Goal of the exercise - Which lines of the entries contain the string "this"? Copy each of them.

Stored data entries -
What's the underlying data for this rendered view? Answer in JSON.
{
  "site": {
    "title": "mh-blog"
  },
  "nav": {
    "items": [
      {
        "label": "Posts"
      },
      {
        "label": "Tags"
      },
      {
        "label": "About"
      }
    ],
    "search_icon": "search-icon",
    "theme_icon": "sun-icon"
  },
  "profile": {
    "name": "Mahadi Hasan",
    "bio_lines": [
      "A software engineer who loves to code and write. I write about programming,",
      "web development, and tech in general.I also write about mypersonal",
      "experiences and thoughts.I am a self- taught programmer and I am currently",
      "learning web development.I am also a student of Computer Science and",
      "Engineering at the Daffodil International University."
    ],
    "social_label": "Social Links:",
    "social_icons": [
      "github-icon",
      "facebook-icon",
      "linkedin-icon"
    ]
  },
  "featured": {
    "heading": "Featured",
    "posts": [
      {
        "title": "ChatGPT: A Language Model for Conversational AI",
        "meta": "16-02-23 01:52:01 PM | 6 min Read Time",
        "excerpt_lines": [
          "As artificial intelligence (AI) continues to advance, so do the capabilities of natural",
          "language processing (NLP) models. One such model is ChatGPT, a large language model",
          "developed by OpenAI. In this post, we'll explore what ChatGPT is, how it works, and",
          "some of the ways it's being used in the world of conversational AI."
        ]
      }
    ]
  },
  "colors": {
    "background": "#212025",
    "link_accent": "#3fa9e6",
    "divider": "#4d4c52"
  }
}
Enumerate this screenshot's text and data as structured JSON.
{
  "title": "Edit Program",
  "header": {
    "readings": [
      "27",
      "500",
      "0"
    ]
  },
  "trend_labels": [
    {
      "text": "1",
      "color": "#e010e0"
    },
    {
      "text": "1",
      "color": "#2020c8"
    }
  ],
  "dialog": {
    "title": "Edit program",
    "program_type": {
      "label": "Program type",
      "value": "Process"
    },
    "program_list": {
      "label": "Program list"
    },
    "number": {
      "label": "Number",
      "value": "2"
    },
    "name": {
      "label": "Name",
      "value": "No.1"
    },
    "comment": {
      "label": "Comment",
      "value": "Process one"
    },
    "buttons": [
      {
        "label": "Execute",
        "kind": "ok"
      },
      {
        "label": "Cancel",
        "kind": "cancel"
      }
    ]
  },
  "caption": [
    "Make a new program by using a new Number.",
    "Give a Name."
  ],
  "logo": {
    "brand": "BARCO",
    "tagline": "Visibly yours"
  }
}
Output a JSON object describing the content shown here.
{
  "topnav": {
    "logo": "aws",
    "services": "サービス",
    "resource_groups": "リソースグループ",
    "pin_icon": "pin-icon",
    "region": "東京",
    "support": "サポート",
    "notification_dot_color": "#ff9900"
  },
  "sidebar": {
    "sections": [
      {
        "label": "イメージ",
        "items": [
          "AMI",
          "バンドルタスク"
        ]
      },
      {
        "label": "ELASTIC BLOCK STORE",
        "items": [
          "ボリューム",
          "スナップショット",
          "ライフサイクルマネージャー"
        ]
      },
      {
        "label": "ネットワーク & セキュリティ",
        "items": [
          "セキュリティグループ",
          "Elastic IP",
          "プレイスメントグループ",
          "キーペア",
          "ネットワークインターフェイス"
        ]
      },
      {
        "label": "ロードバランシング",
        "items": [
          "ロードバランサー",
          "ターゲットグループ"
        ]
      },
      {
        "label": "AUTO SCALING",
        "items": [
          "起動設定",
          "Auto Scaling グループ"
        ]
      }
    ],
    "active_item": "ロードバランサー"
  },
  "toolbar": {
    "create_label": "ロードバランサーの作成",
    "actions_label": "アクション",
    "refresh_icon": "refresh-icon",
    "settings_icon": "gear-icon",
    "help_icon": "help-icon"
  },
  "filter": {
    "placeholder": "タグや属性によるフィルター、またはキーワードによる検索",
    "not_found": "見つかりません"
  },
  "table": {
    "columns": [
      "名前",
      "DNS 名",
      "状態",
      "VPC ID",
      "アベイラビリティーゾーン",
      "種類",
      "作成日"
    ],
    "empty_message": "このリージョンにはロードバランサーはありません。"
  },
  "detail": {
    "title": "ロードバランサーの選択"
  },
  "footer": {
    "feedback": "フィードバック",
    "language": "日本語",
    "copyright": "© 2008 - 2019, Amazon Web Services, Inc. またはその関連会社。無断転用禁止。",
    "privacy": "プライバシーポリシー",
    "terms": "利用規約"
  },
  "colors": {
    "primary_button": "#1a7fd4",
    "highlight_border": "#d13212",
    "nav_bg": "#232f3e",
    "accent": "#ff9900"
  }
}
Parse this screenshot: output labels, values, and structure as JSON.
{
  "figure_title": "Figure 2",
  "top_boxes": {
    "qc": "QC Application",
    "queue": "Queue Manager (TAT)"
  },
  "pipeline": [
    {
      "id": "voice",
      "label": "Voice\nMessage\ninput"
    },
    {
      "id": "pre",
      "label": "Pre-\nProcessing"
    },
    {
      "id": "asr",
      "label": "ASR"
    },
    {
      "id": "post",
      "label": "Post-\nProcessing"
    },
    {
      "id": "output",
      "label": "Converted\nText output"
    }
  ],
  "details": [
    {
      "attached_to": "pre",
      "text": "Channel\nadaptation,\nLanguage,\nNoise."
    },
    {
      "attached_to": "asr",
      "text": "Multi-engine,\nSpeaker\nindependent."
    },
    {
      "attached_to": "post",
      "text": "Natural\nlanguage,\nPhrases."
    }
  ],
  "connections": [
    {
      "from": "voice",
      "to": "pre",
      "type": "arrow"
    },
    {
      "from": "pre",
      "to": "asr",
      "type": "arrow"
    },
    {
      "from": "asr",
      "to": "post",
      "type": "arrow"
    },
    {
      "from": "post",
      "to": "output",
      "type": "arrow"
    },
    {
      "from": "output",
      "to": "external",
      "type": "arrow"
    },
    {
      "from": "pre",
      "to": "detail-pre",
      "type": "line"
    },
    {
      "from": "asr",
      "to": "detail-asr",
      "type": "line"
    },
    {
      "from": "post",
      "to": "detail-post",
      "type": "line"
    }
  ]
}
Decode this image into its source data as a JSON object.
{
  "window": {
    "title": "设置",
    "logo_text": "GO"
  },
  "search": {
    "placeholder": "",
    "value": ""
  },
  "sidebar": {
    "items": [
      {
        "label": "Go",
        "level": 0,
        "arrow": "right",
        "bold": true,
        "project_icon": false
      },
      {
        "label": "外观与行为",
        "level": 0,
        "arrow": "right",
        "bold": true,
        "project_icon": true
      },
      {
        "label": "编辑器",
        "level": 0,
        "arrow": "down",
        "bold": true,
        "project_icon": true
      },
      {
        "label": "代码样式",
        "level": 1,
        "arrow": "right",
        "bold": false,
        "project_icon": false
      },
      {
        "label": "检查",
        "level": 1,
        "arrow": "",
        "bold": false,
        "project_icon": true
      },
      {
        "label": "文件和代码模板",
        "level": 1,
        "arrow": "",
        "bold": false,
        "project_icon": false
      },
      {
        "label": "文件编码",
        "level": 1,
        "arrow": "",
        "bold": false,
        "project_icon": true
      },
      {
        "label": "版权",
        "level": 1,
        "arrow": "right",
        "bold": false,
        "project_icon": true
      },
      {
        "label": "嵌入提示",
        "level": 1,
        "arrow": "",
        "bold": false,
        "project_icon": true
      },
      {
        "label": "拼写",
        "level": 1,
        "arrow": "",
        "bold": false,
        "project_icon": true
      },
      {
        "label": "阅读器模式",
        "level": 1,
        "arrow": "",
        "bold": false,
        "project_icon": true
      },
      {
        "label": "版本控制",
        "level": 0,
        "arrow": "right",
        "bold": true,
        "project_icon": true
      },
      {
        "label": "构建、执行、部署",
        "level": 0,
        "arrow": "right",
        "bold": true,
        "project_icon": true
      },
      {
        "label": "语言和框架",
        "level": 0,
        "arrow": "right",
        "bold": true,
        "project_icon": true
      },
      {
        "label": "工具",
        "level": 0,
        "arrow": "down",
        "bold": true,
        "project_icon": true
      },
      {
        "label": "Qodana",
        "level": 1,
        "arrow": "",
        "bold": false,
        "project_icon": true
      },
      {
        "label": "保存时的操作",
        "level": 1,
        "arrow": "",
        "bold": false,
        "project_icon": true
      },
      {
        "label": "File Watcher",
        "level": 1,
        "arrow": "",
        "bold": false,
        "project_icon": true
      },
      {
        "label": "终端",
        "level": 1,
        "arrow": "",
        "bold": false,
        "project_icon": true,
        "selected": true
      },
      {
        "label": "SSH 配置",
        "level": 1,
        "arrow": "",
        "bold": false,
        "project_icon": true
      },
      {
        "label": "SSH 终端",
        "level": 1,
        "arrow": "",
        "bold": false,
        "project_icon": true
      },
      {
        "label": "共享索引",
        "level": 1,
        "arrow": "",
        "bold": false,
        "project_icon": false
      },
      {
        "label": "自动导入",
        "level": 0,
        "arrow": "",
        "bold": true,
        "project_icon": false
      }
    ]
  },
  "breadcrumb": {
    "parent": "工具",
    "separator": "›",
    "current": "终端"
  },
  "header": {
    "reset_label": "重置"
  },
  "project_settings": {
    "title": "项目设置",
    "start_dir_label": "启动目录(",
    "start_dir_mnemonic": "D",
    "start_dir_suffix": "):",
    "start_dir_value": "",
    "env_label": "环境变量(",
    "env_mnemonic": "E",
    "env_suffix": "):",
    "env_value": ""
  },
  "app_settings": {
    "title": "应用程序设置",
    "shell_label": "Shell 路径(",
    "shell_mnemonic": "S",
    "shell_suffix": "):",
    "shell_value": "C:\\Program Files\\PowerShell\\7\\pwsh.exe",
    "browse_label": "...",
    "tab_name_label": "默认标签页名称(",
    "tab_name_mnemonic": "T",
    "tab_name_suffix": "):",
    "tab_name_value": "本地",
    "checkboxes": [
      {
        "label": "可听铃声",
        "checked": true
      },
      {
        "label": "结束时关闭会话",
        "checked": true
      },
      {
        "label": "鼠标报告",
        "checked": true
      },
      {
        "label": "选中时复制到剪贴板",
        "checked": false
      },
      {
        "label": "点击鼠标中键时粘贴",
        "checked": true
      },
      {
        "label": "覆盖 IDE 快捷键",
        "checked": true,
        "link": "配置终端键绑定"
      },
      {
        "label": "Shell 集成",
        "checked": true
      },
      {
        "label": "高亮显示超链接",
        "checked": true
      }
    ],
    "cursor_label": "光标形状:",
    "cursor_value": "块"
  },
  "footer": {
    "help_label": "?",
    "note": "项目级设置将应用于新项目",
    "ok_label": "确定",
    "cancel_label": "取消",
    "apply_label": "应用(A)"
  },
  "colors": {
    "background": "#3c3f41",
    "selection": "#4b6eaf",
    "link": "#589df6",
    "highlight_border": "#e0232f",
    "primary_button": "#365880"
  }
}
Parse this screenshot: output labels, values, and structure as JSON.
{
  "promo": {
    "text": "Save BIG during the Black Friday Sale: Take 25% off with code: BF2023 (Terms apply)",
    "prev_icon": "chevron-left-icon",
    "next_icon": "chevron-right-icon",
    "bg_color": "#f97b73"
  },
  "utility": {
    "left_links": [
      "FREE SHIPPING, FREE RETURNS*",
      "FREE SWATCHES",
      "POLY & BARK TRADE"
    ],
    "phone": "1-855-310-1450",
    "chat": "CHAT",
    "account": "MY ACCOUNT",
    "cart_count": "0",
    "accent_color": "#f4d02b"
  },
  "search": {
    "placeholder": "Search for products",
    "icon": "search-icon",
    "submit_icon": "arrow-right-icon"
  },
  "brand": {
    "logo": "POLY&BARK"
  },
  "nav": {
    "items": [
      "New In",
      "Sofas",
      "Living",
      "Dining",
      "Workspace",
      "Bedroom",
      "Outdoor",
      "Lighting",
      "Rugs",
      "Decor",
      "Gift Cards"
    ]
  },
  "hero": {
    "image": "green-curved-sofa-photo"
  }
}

Your response -
What's the underlying data for this rendered view? Answer in JSON.
          "developed by OpenAI. In this post, we'll explore what ChatGPT is, how it works, and",
Enumerate this screenshot's text and data as structured JSON.
Parse this screenshot: output labels, values, and structure as JSON.
Decode this image into its source data as a JSON object.
Parse this screenshot: output labels, values, and structure as JSON.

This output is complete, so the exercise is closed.